Marx and Engels would have viewed the crisis as caused by irresponsible use of world resources due to the desire to maximize the profit. The main objective of investors in biofuel industry is to generate profits and they do not care about the basic needs of poor people who struggle with poverty due to rising fuel prices. At the same time, many countries are now focusing on the production of cash crops instead of food crops, which can be used to end food shortage. Even though cash crops can enhance economic growth, the production only benefits a few rich people and not the entire population. Developing countries such as Congo are developing sugar cane for biofuel when their people are sinking in hunger (Subramaniam & Bunka, 2013). Hence, the increased use of cone and cane to produce ethanol and biofuel is based on the capitalist concept.
The increasing demand for foods in emerging countries such as China and Brazil due to the new eating habits is also suppressing the poor (Subramaniam & Bunka, 2013). The use of cereals to feed livestock instead of a human being is making millions of people to die with hunger while only a few middle class people can benefit.

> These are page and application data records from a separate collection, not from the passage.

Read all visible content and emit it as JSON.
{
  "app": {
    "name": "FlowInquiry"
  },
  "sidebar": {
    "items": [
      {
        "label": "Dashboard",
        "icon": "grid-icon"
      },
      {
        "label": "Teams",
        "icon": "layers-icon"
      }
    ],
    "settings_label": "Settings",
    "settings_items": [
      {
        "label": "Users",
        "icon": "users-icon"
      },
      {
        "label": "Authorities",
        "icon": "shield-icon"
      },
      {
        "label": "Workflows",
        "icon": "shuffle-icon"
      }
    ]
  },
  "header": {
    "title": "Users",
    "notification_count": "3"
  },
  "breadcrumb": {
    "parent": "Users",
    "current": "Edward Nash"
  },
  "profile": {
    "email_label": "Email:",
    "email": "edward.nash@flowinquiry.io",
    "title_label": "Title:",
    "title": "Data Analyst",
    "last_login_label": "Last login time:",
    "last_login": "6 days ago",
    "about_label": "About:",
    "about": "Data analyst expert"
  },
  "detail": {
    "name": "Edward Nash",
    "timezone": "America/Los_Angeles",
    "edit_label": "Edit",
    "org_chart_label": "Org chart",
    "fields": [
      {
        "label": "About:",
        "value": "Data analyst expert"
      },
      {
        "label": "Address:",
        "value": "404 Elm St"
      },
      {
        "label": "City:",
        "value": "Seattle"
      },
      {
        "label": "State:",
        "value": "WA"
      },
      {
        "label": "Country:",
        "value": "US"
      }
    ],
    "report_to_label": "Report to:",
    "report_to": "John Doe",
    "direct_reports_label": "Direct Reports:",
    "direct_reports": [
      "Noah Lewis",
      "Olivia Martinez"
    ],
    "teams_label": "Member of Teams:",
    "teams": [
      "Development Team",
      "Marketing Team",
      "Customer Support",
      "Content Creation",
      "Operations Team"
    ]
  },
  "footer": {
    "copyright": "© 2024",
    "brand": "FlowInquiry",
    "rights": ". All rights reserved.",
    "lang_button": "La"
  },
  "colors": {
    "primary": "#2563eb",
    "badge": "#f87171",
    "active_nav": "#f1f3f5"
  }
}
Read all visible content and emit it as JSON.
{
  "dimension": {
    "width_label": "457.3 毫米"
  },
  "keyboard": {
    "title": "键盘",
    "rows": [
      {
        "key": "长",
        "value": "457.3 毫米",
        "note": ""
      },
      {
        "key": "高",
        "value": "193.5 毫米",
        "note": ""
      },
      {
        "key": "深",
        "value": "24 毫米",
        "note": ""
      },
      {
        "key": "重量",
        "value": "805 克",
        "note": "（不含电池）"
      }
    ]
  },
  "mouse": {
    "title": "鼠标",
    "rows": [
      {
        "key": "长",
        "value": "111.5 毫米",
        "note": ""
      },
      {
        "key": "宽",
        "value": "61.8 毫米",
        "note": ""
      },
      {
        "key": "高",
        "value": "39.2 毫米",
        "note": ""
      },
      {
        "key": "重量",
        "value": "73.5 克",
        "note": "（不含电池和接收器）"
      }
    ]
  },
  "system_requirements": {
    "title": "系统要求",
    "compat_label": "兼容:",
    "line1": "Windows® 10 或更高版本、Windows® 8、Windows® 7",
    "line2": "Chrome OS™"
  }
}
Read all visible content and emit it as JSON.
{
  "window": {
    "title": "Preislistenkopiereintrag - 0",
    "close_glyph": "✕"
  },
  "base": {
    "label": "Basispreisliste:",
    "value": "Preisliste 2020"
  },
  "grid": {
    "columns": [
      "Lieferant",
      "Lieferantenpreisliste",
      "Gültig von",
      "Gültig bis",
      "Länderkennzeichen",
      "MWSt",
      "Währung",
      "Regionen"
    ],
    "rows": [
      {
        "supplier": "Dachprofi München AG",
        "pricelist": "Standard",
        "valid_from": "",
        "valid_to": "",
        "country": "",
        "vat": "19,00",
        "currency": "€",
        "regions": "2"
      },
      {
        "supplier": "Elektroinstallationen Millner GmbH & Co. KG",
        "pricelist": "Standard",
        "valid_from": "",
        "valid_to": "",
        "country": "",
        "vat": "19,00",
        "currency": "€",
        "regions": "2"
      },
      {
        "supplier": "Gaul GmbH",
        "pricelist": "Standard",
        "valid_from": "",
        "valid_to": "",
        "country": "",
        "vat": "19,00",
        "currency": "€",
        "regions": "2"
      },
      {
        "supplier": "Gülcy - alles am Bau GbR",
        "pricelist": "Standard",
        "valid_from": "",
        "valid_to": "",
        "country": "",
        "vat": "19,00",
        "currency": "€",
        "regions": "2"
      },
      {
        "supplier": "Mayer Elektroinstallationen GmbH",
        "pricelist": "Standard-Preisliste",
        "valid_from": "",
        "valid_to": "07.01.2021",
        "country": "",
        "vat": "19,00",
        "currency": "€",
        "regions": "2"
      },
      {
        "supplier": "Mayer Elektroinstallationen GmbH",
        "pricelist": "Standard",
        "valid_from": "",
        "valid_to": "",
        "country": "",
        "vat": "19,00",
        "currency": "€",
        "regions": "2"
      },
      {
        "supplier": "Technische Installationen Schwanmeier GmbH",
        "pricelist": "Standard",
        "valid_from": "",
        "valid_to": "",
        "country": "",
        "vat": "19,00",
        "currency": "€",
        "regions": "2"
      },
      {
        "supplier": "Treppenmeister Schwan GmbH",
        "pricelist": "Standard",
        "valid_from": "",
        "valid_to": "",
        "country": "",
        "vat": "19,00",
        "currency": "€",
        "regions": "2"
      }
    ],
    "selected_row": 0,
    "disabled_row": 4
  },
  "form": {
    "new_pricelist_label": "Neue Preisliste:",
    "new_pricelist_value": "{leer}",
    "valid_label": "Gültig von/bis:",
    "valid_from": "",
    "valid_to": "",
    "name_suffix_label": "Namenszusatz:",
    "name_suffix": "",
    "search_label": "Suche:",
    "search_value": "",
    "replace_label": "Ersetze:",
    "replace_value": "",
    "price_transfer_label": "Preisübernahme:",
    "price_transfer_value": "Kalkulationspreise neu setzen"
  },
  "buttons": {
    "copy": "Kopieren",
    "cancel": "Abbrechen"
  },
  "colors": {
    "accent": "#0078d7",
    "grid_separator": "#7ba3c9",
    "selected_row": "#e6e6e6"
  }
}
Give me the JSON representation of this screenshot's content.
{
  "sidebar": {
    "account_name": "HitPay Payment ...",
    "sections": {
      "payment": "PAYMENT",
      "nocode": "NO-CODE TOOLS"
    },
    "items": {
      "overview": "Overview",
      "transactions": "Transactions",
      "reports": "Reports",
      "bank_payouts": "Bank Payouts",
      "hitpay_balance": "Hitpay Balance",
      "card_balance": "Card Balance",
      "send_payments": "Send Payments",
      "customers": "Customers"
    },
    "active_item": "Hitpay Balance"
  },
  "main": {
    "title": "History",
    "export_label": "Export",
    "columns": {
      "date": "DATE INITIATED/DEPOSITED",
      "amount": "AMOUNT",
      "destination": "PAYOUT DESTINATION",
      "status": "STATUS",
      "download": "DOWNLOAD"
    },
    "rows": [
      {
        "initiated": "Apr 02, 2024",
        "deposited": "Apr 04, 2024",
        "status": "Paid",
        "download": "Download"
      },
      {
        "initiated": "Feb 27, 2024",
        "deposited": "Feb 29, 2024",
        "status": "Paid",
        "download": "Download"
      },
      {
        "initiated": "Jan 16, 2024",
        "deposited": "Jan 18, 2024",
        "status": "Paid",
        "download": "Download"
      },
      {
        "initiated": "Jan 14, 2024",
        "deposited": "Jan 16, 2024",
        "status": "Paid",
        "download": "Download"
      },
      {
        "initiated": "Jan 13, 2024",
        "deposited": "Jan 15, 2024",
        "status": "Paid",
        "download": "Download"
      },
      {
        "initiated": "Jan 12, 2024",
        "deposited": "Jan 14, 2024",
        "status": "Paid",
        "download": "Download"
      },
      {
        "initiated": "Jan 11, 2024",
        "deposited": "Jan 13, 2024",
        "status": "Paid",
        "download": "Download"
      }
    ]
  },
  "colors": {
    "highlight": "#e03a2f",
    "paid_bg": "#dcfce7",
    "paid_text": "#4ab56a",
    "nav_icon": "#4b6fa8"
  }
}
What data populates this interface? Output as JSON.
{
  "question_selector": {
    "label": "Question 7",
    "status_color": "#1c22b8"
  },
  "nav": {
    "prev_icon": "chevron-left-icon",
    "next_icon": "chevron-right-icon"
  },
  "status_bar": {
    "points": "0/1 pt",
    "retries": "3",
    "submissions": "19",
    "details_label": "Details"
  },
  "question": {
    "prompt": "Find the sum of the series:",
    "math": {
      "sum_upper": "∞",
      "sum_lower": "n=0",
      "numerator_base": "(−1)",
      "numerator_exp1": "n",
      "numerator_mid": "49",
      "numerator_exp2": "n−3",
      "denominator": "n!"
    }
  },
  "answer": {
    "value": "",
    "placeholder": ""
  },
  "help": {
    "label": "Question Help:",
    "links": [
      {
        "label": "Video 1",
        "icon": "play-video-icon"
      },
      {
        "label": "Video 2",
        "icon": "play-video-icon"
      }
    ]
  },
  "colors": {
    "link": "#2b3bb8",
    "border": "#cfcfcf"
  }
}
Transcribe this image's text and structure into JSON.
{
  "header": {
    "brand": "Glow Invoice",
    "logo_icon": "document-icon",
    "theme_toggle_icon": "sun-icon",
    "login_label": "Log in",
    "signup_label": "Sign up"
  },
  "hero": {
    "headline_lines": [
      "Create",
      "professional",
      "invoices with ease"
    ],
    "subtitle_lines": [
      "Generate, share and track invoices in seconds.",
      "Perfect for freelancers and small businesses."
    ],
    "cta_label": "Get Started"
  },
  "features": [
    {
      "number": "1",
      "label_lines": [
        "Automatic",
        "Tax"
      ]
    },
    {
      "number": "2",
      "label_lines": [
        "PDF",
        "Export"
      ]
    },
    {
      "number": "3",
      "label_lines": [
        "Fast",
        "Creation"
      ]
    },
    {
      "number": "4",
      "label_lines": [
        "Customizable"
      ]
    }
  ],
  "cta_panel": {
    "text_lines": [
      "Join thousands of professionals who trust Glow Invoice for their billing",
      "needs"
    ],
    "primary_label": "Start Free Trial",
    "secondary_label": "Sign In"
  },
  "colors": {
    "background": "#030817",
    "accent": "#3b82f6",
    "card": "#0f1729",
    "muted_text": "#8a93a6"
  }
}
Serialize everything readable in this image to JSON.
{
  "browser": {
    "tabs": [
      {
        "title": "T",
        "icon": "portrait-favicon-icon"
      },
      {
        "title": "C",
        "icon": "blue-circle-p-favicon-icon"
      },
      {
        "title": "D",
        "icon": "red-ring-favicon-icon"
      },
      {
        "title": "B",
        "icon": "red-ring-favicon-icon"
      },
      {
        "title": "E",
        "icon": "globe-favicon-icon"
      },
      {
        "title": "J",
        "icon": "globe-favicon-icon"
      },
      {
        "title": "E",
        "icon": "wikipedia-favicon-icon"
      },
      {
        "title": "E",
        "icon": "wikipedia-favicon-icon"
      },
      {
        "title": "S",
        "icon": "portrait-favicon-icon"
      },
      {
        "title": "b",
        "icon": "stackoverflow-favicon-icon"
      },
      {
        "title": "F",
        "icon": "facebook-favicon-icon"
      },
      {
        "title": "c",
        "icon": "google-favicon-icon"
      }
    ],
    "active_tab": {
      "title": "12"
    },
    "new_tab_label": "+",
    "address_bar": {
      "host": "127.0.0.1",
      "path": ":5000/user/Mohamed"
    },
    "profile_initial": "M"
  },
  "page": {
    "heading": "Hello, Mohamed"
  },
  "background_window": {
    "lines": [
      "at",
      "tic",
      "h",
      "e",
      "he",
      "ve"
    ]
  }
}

According to the view of Marx and Engels, the poor or suppressed should rise up and fight capitalism that is causing food crisis. They would have also associated environmental changes to increased capitalist industrialization that has destroyed the environment at the expenses of the needs of humanity such as food. Capitalism destroys the world’s crucial resources and it has led to anti-natural behavior among the rich in the society.
Therefore, based on the argument of Marx and Engels in the Communist Manifesto , has led to over-production that only capitalists alone benefit from, but not the poor in the society. Capitalism has led to the irrational production of products such as biofuel and mass production of meet that meet the demand of a few middle class while millions of people are left to starve. Based on the views of the two scholars, capitalism has created abundance in the production. However, as long as the capitalist system is allowed to continue, the world is likely to experience a situation where the overproduction of commodities such as biofuel and ethanol goes along with a shortage of basic foodstuff that is consumed by the majority. Hence, according to Marx and Engels, capitalism is no longer able to feed humanity and it is the time for proletarian to assume their responsibility and overthrow the exploitative system, capitalism. Marx and Engels would have maintained that it is through world communist revolution that the society is able to create enough food to feed the entire global population.
Clapp, J., & Cohen, M. J. (Eds.). (2009). The global food crisis: Governance challenges and opportunities . Wilfrid Laurier Univ. Press.
Subramaniam, M., & Bunka, C. (2013). Food security and state: policy considerations for the contemporary food crisis. Purdue Policy Research Institute (PPRI) Policy Briefs , 1 (1), 7.